Trio Los Machos opens: June 17, 18 and 19, and runs through July 10, 2016 at the Casa 0101Theater located in Boyle Heights.
Trio Los Machos cast: Older Machos: Héctor Márquez (Lalo), Daniel Edward Mora (Nacho), and Henry Aceves Madrid (Paco). Young Machos: Estuardo Muñoz (Lalo), Ruben Morales (Nacho), and Giovanni Verduzco (Paco), along with Claudia Duran (Rosario), and Sephani Candelaria (Aurelia).
Trio Los Machos Production:
Playwright: Josefina Lopez
Director: Edward Padilla
Assistant Director: Angel Lizarraga
Producers: Emmanuel Deleage, Rafael Calderon, Edward Padilla
Stage Manager: Cristina “Crispy” Carrillo
Assistant Stage Managers: Estibaliz Giron, Sophia Sanchez
Set Design: Cesar Retana Holguin
Light, Tech Designer: Kevin Eduardo Vasquez
Costume Design: Carlos Brown
Graphic Designer: Gabriela Lopez de Dennis
Music Consultant: Jesus Martinez
Publicists: Espada, Herrera and Associates
TICKETS: $20 General Admission, $17 Students, Seniors and Groups of 10 or more, $15 for Boyle Heights residents with I.D.
ACCESS: Metro bus stations are located on First in Boyle Heights at both Soto Street and at Boyle Street (Mariachi Plaza), within a short walking distance to the theatre.
Download additional photos here: Trios Los Machos – Stills
For more information, contact: Espada, Herrera & Associates; firstname.lastname@example.org
About Casa 0101 Theater
In 2000, Josefina López, author of Real Women Have Curves, founded CASA 0101 in Boyle Heights, CA. In 2011, CASA 0101 moved to its new home: a fully equipped 99-seat theater featuring an art gallery and a dedicated classroom. This space, only 1 block away from its original location, was renamed “Little Casa” and both spaces are a part of CASA 0101. Main stage productions and art exhibits featuring Angelino artists are presented year-round at CASA 0101 Theater, while smaller plays and workshop productions are presented at Little Casa. From its humble beginnings operating out of a converted store front, CASA 0101 has established itself as a leading arts venue for Los Angeles’ East Side, presenting theatrical productions, film festivals, and other special events year round.
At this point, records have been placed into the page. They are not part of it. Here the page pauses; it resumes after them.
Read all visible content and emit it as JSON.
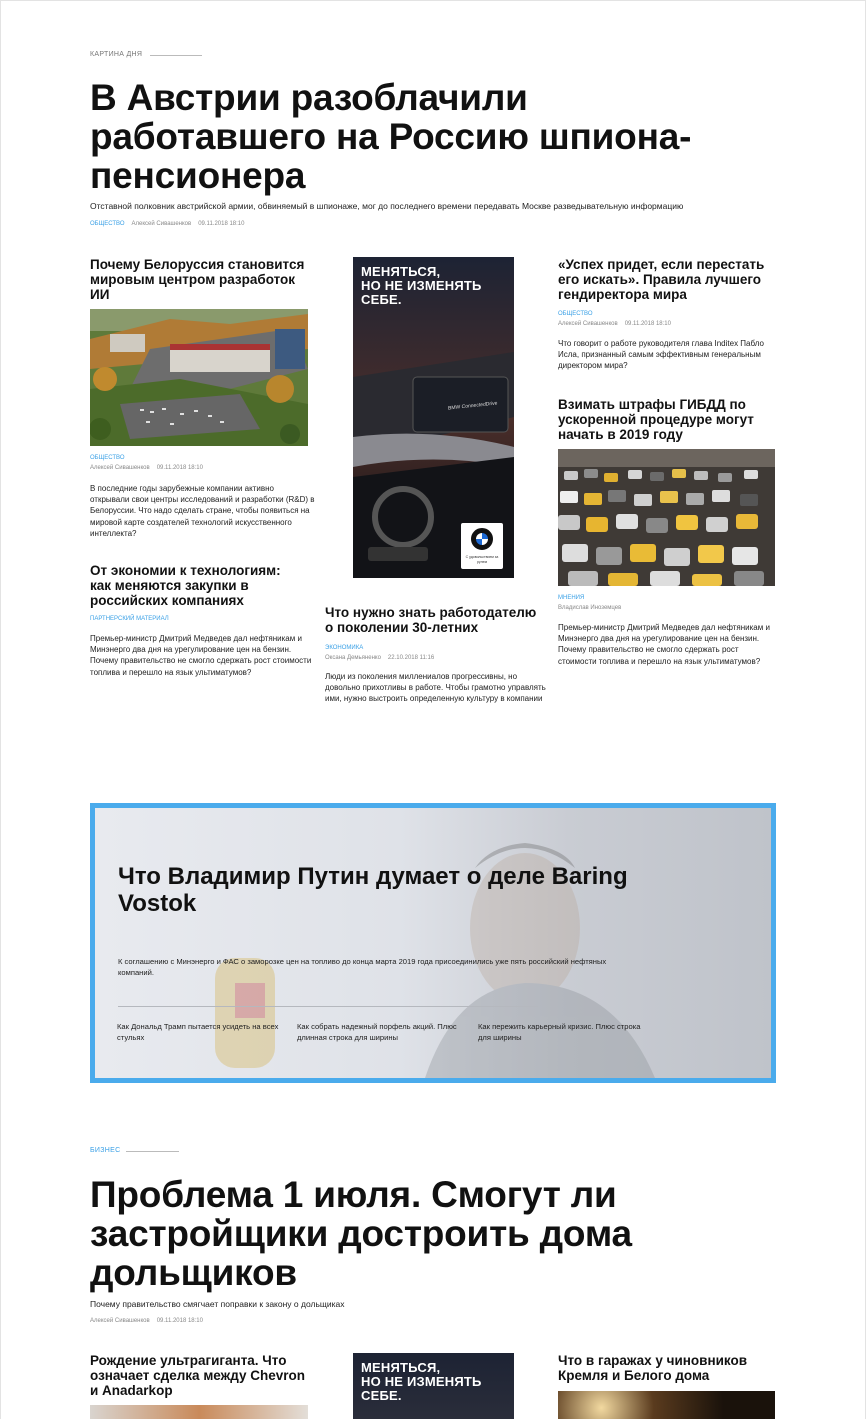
{
  "top": {
    "section_label": "КАРТИНА ДНЯ",
    "headline": "В Австрии разоблачили работавшего на Россию шпиона-пенсионера",
    "lead": "Отставной полковник австрийской армии, обвиняемый в шпионаже, мог до последнего времени передавать Москве разведывательную информацию",
    "rubric": "ОБЩЕСТВО",
    "author": "Алексей Сивашенков",
    "date": "09.11.2018 18:10"
  },
  "col1": {
    "card1": {
      "title": "Почему Белоруссия становится мировым центром разработок ИИ",
      "rubric": "ОБЩЕСТВО",
      "author": "Алексей Сивашенков",
      "date": "09.11.2018 18:10",
      "text": "В последние годы зарубежные компании активно открывали свои центры исследований и разработки (R&D) в Белоруссии. Что надо сделать стране, чтобы появиться на мировой карте создателей технологий искусственного интеллекта?"
    },
    "card2": {
      "title": "От экономии к технологиям: как меняются закупки в российских компаниях",
      "rubric": "ПАРТНЕРСКИЙ МАТЕРИАЛ",
      "text": "Премьер-министр Дмитрий Медведев дал нефтяникам и Минэнерго два дня на урегулирование цен на бензин. Почему правительство не смогло сдержать рост стоимости топлива и перешло на язык ультиматумов?"
    }
  },
  "col2": {
    "ad": {
      "headline": "МЕНЯТЬСЯ,\nНО НЕ ИЗМЕНЯТЬ\nСЕБЕ.",
      "dash_label": "BMW ConnectedDrive",
      "badge_text": "С удовольствием за рулем"
    },
    "card": {
      "title": "Что нужно знать работодателю о поколении 30-летних",
      "rubric": "ЭКОНОМИКА",
      "author": "Оксана Демьяненко",
      "date": "22.10.2018 11:16",
      "text": "Люди из поколения миллениалов прогрессивны, но довольно прихотливы в работе. Чтобы грамотно управлять ими, нужно выстроить определенную культуру в компании"
    }
  },
  "col3": {
    "card1": {
      "title": "«Успех придет, если перестать его искать». Правила лучшего гендиректора мира",
      "rubric": "ОБЩЕСТВО",
      "author": "Алексей Сивашенков",
      "date": "09.11.2018 18:10",
      "text": "Что говорит о работе руководителя глава Inditex Пабло Исла, признанный самым эффективным генеральным директором мира?"
    },
    "card2": {
      "title": "Взимать штрафы ГИБДД по ускоренной процедуре могут начать в 2019 году",
      "rubric": "МНЕНИЯ",
      "author": "Владислав Иноземцев",
      "text": "Премьер-министр Дмитрий Медведев дал нефтяникам и Минэнерго два дня на урегулирование цен на бензин. Почему правительство не смогло сдержать рост стоимости топлива и перешло на язык ультиматумов?"
    }
  },
  "banner": {
    "title": "Что Владимир Путин думает о деле Baring Vostok",
    "lead": "К соглашению с Минэнерго и ФАС о заморозке цен на топливо до конца марта 2019 года присоединились уже пять российский нефтяных компаний.",
    "links": [
      "Как Дональд Трамп пытается усидеть на всех стульях",
      "Как собрать надежный порфель акций. Плюс длинная строка для ширины",
      "Как пережить карьерный кризис. Плюс строка для ширины"
    ]
  },
  "business": {
    "section_label": "БИЗНЕС",
    "headline": "Проблема 1 июля. Смогут ли застройщики достроить дома дольщиков",
    "lead": "Почему правительство смягчает поправки к закону о дольщиках",
    "author": "Алексей Сивашенков",
    "date": "09.11.2018 18:10"
  },
  "bottom": {
    "card1_title": "Рождение ультрагиганта. Что означает сделка между Chevron и Anadarkop",
    "ad_headline": "МЕНЯТЬСЯ,\nНО НЕ ИЗМЕНЯТЬ\nСЕБЕ.",
    "card3_title": "Что в гаражах у чиновников Кремля и Белого дома"
  },
  "colors": {
    "accent": "#3aa0e6",
    "banner_border": "#4aabec"
  }
}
CASA 0101 also offers year-round, free arts education classes for youth, and low-cost classes for adults and presents art exhibits featuring Angelino artists.
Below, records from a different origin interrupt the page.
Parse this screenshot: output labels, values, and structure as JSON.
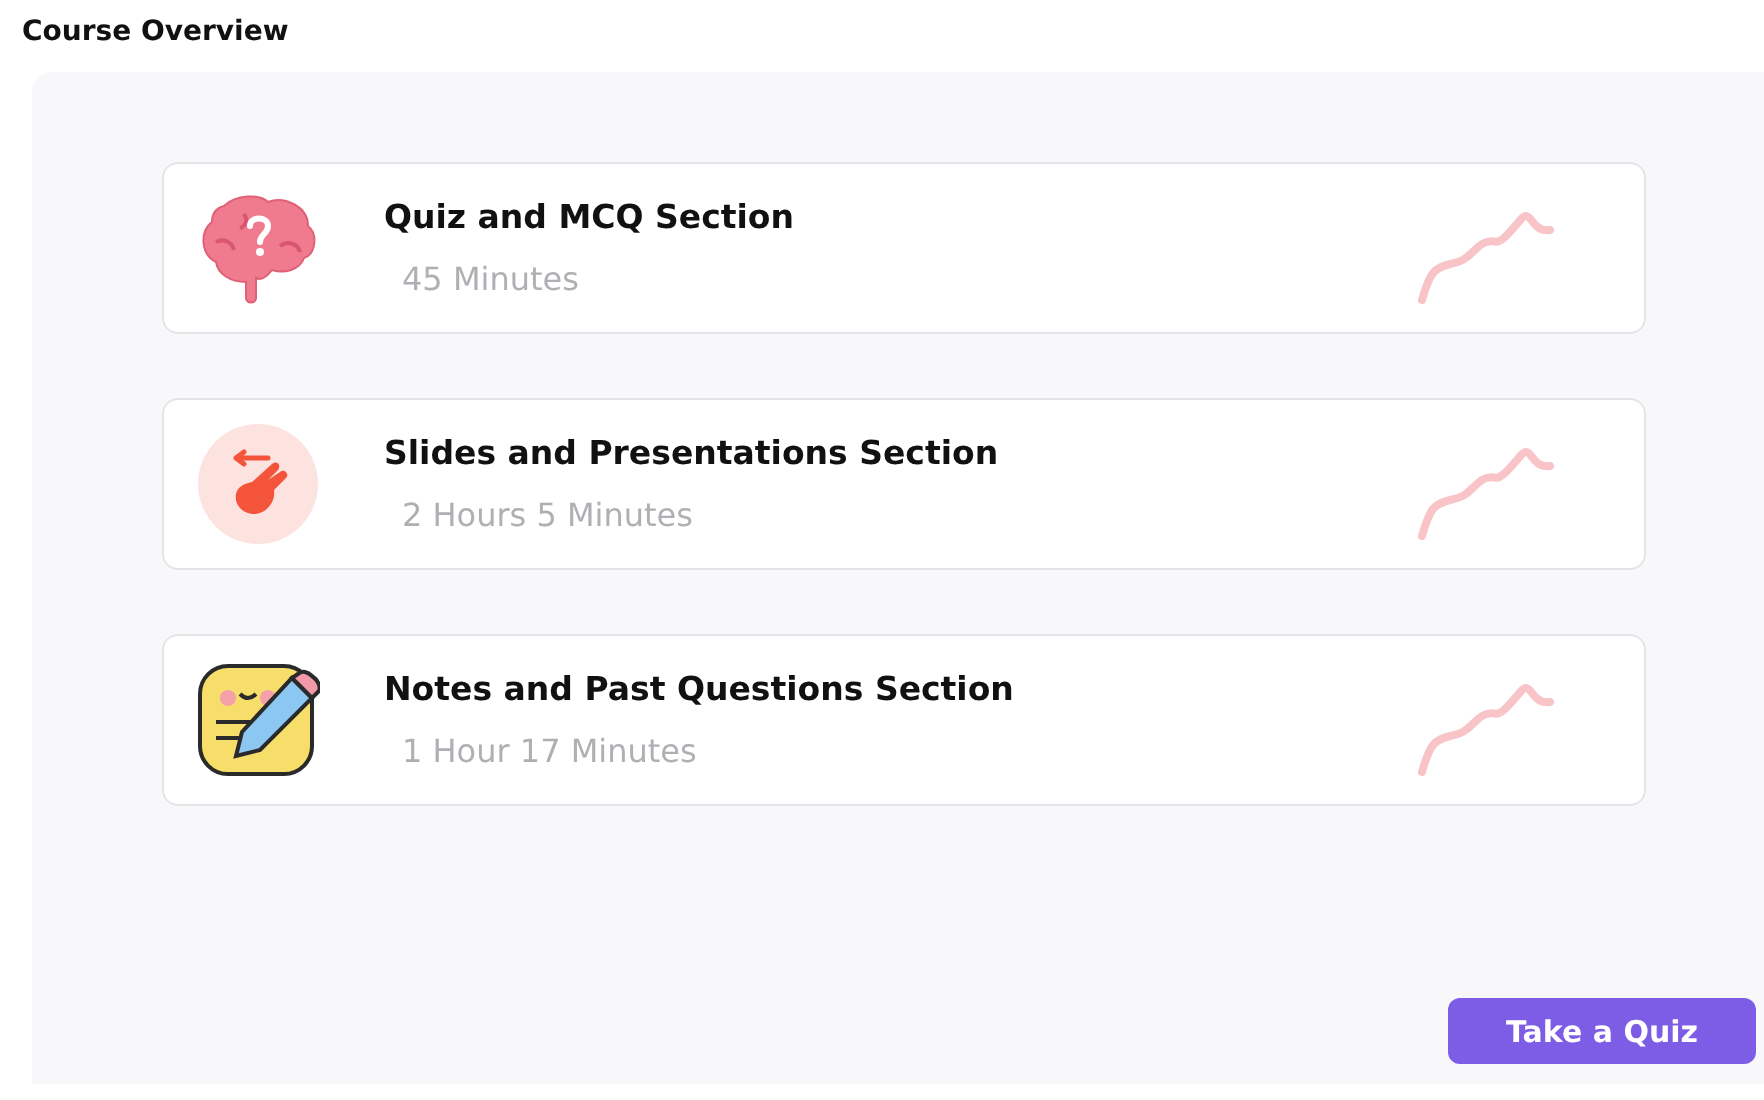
{
  "title": "Course Overview",
  "sections": [
    {
      "kind": "brain",
      "name": "Quiz and MCQ Section",
      "duration": "45 Minutes"
    },
    {
      "kind": "swipe",
      "name": "Slides and Presentations Section",
      "duration": "2 Hours 5 Minutes"
    },
    {
      "kind": "notes",
      "name": "Notes and Past Questions Section",
      "duration": "1 Hour 17 Minutes"
    }
  ],
  "button": "Take a Quiz"
}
About Espada, Herrera & Associates
Espada, Herrera & Associates is a full-service marketing firm specializing in entertainment. Clients include celebrity real estate, red carpet and community events, film, television and music talent. Espada, Herrera & Associates prides itself in client loyalty and expertly crafted marketing campaigns that deliver results.